Downward-sloping beds of paragneiss & marble, conducive to sliding. Kéitl.adi Héeni, seagull stream (Rudyerd River, Misty Fiords). Extraordinary diversity of forest and wetland in this scene.

Terrestrial, fresh-water aquatic & coastal natural communities

Habitats has 3 subcategories: Aquatic, Coastal and Terrestrial. Explore those sub-categories or find general information below. You can also view the entire JuneauNature hierarchy at this site map.

A good resource is the third edition of The nature of Southeast Alaska (2014), available in Southeast bookstores, including Discovery’s store at the glacier visitor center.

Forthcoming compendium on Southeast habitats

In 2014, Bob Armstrong and I published the 3rd edition of Nature of Southeast Alaska. The Habitats section of that book is 73 pages long—a pretty good introduction to the terrestrial, coastal and freshwater habitats of our region. But for the serious Southeast Alaskan wanting more information about habitats, there is so much more available! In Nature of Southeast we were limited by space, and the decision to minimize cost with ‘black-&-white’ illustrations. Yet when paper is bypassed, digital color is now ‘free.’ Furthermore, most avid readers now own tablets. These have changed the game, for meditative readings on the couch, or instantaneous feedback on the trail and in camp. (A phone’s suboptimal but handy for quick reference, especially in the field.)

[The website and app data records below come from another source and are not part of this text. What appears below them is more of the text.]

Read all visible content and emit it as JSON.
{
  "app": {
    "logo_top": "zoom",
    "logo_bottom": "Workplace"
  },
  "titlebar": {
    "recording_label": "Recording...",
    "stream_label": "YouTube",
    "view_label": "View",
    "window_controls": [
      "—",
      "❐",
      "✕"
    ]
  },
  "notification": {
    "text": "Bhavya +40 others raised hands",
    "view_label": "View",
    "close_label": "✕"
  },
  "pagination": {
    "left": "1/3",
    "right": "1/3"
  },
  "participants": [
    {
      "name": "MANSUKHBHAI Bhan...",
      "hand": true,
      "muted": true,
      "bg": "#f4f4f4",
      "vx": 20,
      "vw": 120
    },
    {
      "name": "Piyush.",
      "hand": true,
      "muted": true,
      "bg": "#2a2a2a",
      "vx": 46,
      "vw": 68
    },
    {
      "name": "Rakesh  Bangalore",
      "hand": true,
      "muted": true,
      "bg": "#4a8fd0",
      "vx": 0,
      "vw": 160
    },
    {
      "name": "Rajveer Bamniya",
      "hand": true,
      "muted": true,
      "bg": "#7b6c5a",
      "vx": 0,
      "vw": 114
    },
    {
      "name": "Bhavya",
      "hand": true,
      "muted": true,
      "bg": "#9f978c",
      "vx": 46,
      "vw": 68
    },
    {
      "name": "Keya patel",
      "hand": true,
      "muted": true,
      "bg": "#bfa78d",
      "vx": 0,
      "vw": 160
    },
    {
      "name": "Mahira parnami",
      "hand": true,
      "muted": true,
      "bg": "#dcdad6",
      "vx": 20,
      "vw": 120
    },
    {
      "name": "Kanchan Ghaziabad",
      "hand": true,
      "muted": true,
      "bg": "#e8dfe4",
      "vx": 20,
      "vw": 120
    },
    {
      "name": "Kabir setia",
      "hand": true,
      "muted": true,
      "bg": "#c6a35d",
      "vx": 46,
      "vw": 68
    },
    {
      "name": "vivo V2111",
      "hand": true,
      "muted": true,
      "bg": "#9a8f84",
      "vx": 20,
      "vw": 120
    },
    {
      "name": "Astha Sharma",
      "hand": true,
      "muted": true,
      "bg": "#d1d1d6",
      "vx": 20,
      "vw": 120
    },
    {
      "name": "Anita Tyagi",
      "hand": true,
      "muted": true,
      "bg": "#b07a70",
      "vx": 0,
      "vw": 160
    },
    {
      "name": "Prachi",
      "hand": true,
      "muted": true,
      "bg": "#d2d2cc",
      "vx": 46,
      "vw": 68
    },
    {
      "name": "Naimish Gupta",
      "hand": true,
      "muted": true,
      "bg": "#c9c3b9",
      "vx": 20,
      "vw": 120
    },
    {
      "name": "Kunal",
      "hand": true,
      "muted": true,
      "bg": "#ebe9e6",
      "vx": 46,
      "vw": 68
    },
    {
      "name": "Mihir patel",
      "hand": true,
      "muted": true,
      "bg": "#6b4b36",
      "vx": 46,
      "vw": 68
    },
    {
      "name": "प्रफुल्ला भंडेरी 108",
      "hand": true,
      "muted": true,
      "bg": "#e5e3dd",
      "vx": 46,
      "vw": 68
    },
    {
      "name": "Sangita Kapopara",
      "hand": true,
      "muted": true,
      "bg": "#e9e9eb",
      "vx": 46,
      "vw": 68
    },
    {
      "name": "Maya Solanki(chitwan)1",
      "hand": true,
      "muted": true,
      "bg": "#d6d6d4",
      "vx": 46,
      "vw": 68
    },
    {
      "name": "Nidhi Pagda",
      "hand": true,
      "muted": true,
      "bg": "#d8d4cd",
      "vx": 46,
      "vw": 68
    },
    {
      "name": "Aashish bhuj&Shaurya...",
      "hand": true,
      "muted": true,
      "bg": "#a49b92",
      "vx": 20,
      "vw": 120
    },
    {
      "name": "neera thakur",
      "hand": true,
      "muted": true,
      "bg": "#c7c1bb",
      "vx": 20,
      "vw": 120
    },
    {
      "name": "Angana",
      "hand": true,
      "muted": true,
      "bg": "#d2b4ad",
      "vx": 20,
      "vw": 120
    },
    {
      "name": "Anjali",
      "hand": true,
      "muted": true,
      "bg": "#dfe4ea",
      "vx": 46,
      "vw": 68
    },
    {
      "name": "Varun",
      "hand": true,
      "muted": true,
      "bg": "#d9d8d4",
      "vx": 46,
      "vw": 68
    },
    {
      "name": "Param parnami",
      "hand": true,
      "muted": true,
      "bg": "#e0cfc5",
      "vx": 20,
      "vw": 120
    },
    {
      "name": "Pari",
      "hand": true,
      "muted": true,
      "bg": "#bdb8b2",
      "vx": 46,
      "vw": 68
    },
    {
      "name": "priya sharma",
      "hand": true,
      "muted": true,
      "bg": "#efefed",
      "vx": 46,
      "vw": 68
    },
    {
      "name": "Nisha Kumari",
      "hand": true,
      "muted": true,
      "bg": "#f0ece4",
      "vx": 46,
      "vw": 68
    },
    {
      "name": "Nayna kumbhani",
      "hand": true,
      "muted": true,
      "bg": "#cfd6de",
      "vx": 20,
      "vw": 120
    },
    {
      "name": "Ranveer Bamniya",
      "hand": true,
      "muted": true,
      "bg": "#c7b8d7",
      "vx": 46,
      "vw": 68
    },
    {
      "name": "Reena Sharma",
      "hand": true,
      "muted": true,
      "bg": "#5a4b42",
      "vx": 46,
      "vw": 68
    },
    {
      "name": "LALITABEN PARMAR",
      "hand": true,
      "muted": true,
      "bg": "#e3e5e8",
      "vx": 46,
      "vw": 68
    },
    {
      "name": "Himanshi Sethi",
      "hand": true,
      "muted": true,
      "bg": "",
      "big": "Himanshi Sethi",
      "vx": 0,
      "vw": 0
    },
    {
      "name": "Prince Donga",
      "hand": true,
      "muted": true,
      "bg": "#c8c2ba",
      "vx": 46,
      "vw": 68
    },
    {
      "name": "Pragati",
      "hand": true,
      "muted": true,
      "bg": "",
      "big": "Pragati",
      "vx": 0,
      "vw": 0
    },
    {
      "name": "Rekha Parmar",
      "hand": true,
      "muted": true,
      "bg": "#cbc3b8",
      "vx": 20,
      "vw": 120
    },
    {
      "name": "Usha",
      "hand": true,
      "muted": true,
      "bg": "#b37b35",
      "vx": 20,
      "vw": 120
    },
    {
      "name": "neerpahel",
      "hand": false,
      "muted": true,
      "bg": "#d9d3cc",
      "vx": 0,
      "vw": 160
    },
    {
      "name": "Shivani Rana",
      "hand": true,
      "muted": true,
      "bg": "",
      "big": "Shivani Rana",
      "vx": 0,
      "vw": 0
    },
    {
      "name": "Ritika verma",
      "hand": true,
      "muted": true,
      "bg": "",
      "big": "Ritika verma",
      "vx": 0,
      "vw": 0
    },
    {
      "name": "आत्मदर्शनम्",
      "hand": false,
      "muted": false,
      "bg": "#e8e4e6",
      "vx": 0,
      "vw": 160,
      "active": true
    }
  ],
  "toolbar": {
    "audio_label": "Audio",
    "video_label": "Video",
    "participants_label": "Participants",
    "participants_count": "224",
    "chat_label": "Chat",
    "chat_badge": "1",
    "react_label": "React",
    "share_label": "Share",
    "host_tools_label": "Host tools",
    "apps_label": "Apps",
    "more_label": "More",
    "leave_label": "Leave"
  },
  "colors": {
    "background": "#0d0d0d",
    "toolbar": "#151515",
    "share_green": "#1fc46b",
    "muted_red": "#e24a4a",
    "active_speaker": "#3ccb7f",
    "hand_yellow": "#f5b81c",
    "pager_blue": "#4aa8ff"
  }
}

Typical watershed array for Lingít Aaní. Colored habitats, darkest to palest, include fans, floodplain, salt marsh, upland forest, subalpine meadow, alpine tundra, and snowfields.


Here’s the first 11 pages of my draft.

Some of this collection first appeared in chapters I contributed to a region-wide conservation assessment in 2007. That publication saw only limited printing and distribution, and was replaced by the Ecological Atlas of SE Alaska. (Smith, ed, 2016). The latter prioritized maps, retaining only thumbnail synopses of my Habitat and Biogeographic Provinces sections.
My goal in this vastly updated not-for-profit document is to provide an encyclopedic review of what objective, non-agenda-driven science and natural history observation tells us about the habitats we hike, hunt, fish and paddle through. I’m also working on a similar photo essay/encyclopedia for Southeast’s 22 biogeographic provinces. A description of that effort is in Places>Southeast Alaska biogeographic provinces.

Contact me if you’d like to review either of these draft documents.

In this section

“Ecosystem:” a rant

A plea for semantic reassessment Sifting through journals and course manuals recently, I came upon this one-page 2018 attack on…

2020 | Richard Carstensen | 1 page

Common birds of Southeast Alaska

This field-ID laminate introduces common land-&-sea birds of Southeast. Beginning birders can be overwhelmed by the number of species in…